Listening to this album now, the track that really hits me is “The Border Incident,” also known as “Spanish is the Loving Tongue.” John Duffey sings lead on this quiet, beautiful song and it’s really nice to hear him sing the verses so softly and then wail out the tenor harmony like no one else could on the chorus. John Duffey was a one-in-a-million singer and personality and I really wish he were still around.

While After Midnight may not quite be in the same league as earlier Seldom Scene classics like Old Train and Act II, it’s a thoroughly enjoyable album and I really enjoyed revisiting it for this review.

One final comment: The original album cover (top left) was a drawing of the band in blue silhouette. For the CD reissue, Sugar Hill used the actual photograph that the illustrator worked from.

AMG Rating: ***
My Rating: ***1/2

Larry Sparks - Silver Reflections (1988)

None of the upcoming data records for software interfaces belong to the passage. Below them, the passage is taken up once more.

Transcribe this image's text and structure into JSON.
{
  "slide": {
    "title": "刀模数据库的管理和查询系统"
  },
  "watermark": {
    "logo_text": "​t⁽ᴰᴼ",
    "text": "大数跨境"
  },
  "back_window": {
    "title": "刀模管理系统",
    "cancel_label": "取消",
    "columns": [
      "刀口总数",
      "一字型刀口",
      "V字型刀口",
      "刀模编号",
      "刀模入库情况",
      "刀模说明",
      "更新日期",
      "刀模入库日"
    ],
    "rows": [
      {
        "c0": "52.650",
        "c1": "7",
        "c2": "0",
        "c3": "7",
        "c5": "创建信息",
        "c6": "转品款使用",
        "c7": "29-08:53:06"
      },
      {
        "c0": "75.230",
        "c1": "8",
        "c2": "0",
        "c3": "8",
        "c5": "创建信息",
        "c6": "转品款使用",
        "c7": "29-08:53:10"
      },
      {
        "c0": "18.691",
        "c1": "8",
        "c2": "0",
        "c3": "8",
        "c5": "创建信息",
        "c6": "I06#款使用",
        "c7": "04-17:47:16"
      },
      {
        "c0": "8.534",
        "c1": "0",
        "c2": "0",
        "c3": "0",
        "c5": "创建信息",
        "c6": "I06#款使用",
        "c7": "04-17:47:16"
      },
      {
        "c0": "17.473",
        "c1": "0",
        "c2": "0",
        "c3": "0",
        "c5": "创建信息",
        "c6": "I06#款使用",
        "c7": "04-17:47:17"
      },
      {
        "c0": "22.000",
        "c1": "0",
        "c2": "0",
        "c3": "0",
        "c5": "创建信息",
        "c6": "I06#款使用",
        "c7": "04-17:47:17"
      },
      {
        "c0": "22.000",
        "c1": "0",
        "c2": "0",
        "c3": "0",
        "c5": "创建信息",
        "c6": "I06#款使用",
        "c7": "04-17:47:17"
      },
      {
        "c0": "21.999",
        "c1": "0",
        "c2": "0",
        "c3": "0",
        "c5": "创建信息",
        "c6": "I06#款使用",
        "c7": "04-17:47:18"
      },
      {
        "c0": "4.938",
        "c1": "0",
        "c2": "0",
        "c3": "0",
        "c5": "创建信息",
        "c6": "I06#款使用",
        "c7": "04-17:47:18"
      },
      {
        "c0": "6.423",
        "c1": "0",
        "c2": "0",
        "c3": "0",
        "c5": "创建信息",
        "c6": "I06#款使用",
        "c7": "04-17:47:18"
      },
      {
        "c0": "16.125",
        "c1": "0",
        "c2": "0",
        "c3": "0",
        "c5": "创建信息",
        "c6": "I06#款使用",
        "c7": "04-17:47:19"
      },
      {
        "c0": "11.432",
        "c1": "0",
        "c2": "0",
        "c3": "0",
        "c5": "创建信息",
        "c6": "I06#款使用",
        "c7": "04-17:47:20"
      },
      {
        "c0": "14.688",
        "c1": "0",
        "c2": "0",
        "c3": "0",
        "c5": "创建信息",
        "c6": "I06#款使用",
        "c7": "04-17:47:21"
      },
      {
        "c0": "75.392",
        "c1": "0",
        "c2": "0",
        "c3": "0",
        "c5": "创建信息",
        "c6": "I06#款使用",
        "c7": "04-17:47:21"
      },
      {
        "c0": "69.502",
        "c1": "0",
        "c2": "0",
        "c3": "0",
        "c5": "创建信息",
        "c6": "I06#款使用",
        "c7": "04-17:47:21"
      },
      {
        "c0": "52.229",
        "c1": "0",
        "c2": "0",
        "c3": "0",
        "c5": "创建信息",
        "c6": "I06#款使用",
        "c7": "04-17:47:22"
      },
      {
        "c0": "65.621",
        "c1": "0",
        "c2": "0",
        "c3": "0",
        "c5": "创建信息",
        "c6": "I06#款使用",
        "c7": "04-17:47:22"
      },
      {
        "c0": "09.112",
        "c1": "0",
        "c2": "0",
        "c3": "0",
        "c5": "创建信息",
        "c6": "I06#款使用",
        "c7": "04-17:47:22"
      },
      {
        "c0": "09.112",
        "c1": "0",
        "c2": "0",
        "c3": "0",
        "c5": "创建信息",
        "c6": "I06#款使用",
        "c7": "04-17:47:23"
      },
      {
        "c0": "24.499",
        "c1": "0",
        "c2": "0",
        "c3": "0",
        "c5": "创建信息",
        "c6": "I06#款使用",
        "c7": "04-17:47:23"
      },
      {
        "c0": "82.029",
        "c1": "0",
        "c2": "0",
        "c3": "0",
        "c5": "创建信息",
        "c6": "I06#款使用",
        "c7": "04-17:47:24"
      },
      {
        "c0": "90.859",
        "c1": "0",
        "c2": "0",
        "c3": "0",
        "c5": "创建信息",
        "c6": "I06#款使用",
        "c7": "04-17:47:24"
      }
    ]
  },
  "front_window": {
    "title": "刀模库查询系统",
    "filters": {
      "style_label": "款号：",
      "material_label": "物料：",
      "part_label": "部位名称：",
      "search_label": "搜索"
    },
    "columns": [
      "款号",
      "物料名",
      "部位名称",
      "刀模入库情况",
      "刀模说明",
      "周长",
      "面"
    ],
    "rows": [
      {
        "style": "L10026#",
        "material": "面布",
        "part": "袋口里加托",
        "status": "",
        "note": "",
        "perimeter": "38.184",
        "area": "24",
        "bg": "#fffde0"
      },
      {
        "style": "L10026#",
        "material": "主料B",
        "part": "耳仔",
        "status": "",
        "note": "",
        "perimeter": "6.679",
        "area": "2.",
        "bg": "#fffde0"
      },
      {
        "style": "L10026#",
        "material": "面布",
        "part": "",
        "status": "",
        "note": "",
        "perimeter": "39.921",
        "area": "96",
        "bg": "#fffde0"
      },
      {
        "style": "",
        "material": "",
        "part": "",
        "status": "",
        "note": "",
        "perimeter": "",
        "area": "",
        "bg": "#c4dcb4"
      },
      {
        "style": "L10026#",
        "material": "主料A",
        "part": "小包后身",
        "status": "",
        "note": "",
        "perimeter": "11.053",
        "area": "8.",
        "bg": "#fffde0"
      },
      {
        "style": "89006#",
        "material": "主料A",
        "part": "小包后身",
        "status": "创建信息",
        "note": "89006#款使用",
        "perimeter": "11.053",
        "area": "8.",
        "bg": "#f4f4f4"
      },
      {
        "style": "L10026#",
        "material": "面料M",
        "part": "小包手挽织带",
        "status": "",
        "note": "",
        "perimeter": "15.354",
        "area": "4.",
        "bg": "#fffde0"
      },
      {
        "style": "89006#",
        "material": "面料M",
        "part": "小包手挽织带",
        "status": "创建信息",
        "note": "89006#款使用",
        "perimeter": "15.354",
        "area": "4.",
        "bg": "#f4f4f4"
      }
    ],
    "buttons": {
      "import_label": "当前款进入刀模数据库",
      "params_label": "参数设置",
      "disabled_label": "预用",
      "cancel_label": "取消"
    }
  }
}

The All Music Guide dismisses this underrated, now-classic bluegrass album with the following one-sentence review: "Sparks updates his bluegrass sound for the 1990s on Silver Reflections." This review is inaccurate for two reasons. Number one: this material was recorded in 1986 and 1987, not in the 1990s. Number two: Larry Sparks did not "update" his sound for this album. As you would expect, Larry's soulful singing, his bluesy, unpredictable guitar breaks, and his impeccable rhythm playing are all represented here, and his band (featuring Art Stamper and Glen Duncan on fiddle, Barry Crabtree on banjo, and Tim Sargent on dobro) plays the same type of hard-driving, traditional bluegrass that is present on all of Larry's albums. I think what makes this album stand out is not the updating of Larry's sound, but the uniform strength and freshness of the material. Many of these songs, particularly the Goble/Drumm compositions "Blue Virginia Blue" and "Tennessee 1949," can hold their own standing alongside the works of Bill Monroe and The Stanley Brothers. Don't let the generic cover shot fool you -- Silver Reflections belongs in every bluegrass collection. As an interesting side note, the original album cover showed the reflection of Larry's 1953 Martin D-28 on a glass table (image on right), echoing the album title. Rebel Records cut off the bottom third of the cover when they printed the CD edition (image on left).

AMG Rating: ***
My Rating: ****1/2